reading this! Hope you have fun on NRICH!

The teacher of Year 1 at Bute House Prep School sent in the following:-

Year 1 had a lot of fun investigating how many animals could have gone into the Ark if Noah had counted 12 legs. They thought of their own line of inquiry within this problem and so some looked at whether they could have every number of animal from 1-12 with 12 legs, others looked at how many ways they could have groups of animals with the same number of legs
making 12, while others investigated how they could best record their findings

systematically. Here are a few of their discoveries :-)

Amelia and Olivia found a number of ways of counting 2,3 and 6 animals, although they realised they couldn't have a rabbit and a fly as this wouldn't be enough legs

Annabelle and Julia found solutions for 3, 4 and 6 animals.

Claudia explored which combinations of the same number of legs would work to add to 12.

Beatrix and Mariana decided that a snail had one leg, a bird 2, a horse 4, an insect 6 and a spider 8 and worked from there. They found solutions for 2,3,4,5,6,11 and 12 animals.

Sophie realised that if you used snails it was possible to make up lots of animal numbers eg 4 birds and 4 snails = 8 animals with 12 legs. 6 snails and 3 birds would be 9 animals and 12 legs.

The girls thought 1 animal would be impossible!

Children at Thorpe Primary in Peterborough created a display of their work. Thank you to their teacher Mr Condon for sending in these photos of the display:

Thank you all for these very detailed accounts of your work. maybe some would go further and consider a larger number of legs seen by Noah. What is there would be only two types of animals and the same numbers of each, which Rhea used.

## Teachers' Resources

### Why do this problem?

Cross curricular links can be made by using the story of Noah and the ark as an introduction. Considering creatures with one 'leg' such as slugs and snails, no legs such as snakes and all the other possibilities is great fun and provokes interesting responses from the children. You may be surprised by their ingenuity.

### Possible approach

- Ask for suggestions and encourage the children to come to the board and draw their animals. Count the number of creatures each child draws and discuss who has drawn the least, the most, the same as ... etc.
- Give the children playdough and 12 equal lengths of straw each so that they can make the creatures - and put them into groups of 12 legs for a display.
- Let each child draw a picture, write the number sentence below it (eg $6 \: + \:4 \; + \; 2 \; = \; 12$) and make them all into a class zig-zag book - Our Story of Twelve.
- Give each group of children a different number of legs to investigate and ask them to make their own group zig-zag book.

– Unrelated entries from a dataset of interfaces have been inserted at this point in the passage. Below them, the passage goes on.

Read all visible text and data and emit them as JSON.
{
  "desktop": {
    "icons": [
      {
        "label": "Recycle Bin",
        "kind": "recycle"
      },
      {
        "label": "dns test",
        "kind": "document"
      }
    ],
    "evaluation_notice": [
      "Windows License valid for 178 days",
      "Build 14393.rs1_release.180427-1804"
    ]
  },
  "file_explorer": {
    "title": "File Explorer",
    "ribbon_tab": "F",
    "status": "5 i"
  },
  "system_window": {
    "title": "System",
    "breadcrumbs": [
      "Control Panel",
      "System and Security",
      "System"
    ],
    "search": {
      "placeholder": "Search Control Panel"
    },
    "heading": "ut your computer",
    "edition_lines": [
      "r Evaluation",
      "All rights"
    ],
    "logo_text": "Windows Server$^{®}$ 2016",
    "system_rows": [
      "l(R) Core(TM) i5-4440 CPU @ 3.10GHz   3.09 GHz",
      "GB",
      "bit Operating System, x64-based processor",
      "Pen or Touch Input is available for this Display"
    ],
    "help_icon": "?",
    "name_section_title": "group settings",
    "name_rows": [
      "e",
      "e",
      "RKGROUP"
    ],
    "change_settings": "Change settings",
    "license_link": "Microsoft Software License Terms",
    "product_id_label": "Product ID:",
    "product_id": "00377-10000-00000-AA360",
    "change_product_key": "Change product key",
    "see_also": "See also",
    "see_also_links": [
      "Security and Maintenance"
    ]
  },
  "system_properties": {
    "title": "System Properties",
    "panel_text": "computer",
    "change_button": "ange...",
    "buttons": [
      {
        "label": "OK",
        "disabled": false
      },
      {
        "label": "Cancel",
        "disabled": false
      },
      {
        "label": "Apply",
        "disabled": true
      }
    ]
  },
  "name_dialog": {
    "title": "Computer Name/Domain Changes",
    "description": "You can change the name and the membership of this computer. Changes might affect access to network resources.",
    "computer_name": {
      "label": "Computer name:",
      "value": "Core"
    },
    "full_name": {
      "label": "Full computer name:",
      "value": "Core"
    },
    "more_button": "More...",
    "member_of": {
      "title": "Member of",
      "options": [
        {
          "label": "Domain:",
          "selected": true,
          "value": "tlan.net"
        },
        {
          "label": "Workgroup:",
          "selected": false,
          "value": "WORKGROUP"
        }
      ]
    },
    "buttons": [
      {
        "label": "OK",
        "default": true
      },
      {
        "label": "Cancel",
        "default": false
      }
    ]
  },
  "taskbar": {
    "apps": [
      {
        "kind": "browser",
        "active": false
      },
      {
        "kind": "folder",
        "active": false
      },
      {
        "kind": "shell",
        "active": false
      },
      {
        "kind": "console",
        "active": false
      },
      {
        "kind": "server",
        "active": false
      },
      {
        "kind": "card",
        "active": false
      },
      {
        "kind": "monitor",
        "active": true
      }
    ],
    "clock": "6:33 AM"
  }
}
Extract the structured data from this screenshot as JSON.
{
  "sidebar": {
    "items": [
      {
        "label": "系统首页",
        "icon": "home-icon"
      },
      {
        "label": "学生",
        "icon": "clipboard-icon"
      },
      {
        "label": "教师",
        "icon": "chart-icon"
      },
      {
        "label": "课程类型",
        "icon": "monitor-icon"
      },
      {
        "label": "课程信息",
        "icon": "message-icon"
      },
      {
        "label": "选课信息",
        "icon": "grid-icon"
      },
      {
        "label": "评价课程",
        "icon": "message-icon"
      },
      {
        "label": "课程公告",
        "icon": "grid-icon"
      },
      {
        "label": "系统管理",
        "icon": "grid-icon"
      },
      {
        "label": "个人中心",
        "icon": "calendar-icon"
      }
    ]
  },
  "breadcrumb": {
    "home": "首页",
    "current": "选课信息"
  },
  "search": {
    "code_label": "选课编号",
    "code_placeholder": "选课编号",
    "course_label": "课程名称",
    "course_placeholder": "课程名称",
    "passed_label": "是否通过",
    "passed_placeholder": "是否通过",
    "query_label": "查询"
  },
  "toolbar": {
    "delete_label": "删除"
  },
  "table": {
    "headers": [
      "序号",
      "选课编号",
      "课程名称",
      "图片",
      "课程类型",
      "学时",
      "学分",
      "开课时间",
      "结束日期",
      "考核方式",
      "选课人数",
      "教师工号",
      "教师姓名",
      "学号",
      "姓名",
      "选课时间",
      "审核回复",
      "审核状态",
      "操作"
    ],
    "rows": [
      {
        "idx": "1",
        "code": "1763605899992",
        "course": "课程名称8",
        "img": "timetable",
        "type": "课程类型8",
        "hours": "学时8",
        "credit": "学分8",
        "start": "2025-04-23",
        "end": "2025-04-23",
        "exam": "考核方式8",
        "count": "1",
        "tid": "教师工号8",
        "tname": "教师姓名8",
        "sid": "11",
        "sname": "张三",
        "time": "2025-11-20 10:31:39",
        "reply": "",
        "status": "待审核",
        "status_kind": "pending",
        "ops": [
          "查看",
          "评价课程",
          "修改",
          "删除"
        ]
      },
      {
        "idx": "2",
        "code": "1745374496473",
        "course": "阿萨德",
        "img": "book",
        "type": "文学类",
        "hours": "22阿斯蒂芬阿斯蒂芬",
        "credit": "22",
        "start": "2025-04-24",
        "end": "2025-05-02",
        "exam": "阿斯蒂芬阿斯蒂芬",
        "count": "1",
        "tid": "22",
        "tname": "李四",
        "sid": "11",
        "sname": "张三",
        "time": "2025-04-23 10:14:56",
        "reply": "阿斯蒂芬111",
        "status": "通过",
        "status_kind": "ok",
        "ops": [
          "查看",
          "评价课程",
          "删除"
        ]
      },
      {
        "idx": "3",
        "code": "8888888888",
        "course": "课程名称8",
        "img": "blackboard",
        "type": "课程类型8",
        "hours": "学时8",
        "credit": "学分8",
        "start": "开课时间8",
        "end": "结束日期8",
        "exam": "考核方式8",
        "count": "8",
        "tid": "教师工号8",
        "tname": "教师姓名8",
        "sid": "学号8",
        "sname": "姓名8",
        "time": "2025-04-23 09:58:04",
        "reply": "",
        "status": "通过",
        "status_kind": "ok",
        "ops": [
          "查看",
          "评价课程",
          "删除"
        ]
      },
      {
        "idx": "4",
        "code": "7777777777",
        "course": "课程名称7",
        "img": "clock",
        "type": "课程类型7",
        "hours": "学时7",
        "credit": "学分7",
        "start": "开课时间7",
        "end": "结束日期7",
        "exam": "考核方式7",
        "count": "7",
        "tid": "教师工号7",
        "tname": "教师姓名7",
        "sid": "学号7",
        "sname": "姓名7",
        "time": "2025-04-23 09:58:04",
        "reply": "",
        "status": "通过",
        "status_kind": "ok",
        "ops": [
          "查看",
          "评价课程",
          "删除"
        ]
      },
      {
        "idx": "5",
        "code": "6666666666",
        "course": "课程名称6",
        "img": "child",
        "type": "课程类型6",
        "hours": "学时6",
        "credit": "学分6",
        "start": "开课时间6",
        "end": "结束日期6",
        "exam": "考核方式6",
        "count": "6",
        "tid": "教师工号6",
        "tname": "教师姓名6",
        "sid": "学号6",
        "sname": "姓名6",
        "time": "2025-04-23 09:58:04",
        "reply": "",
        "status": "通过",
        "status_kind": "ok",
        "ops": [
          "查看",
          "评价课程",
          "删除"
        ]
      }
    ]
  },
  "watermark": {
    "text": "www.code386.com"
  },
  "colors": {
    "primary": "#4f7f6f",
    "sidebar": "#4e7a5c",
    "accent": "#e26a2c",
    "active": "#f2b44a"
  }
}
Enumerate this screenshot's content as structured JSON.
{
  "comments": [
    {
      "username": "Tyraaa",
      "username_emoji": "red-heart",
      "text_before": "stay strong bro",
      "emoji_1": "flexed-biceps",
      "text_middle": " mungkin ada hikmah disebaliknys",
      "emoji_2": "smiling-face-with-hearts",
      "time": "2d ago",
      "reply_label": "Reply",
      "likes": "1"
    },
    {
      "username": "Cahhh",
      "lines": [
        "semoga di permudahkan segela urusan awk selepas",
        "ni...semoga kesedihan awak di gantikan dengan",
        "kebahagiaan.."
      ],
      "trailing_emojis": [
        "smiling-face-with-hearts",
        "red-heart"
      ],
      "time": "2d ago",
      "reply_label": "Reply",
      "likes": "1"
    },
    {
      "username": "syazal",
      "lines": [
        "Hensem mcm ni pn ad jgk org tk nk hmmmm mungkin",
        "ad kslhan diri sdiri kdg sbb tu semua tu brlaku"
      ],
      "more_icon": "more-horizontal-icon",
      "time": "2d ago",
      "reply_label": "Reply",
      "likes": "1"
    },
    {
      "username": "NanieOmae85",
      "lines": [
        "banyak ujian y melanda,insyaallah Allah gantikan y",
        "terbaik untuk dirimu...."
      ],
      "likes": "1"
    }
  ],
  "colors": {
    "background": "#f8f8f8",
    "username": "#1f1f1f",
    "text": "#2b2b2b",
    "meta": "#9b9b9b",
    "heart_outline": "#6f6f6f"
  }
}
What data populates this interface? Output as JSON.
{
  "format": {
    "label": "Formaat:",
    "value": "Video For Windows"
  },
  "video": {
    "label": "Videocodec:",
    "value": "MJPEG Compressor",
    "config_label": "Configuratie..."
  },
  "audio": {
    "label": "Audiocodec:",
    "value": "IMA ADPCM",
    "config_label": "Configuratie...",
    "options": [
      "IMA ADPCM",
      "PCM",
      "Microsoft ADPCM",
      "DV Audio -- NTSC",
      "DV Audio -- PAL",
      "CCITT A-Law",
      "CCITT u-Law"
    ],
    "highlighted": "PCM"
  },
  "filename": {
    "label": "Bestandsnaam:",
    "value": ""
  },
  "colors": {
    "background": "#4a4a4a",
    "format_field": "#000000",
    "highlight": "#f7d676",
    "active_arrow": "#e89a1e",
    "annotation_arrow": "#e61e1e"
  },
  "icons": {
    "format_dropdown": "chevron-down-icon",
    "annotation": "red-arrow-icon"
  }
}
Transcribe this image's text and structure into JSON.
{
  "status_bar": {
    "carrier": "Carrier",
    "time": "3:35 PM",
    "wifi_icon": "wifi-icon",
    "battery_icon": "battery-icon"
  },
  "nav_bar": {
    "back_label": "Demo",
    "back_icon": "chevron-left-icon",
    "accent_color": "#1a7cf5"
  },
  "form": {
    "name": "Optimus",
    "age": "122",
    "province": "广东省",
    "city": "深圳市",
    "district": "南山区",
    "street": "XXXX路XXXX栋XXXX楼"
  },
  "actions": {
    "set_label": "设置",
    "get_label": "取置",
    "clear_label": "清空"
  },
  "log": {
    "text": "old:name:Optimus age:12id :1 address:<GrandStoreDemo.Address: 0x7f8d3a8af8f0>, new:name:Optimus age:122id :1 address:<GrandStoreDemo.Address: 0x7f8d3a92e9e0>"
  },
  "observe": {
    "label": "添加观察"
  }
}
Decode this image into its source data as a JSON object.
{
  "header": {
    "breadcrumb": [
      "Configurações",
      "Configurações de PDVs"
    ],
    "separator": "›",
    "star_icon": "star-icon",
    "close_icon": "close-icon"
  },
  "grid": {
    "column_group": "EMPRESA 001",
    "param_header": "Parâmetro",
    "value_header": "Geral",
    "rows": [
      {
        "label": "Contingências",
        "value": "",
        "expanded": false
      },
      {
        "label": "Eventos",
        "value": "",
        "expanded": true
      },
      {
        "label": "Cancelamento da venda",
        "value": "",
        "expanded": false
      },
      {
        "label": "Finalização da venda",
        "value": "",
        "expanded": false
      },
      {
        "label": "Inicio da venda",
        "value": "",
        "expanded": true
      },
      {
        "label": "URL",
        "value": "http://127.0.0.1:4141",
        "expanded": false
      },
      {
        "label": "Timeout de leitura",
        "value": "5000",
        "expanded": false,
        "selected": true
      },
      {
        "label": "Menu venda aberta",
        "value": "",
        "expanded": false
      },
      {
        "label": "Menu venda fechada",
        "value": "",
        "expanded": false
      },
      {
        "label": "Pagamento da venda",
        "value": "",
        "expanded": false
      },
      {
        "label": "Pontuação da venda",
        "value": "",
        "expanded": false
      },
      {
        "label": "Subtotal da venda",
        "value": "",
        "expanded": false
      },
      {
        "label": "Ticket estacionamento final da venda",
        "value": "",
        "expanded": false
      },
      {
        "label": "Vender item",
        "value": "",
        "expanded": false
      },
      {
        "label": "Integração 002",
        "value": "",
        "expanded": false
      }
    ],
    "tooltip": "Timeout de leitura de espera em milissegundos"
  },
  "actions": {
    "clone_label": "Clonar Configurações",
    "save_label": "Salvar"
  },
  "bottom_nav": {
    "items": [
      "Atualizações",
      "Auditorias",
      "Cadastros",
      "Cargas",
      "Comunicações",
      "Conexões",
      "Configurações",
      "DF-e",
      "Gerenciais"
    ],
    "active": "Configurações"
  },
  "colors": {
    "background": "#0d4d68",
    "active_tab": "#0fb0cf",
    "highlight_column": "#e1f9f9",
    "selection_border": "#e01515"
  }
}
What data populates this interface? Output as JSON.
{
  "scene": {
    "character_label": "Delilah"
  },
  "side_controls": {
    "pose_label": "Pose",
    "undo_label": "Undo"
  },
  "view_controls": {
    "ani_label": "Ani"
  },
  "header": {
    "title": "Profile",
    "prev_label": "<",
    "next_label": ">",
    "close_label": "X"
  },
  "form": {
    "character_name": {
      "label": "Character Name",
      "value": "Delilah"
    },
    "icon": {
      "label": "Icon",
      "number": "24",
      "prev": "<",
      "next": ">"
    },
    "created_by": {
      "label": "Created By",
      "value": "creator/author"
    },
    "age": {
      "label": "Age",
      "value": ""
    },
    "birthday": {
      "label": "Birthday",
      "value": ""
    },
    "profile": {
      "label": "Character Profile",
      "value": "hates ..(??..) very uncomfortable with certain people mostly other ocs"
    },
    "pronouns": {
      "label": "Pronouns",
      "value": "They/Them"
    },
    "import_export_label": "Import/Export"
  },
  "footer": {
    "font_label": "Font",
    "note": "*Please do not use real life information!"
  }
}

### Key questions

### Possible extension

What if there were more legs... 18, 24, 19 ... or fewer?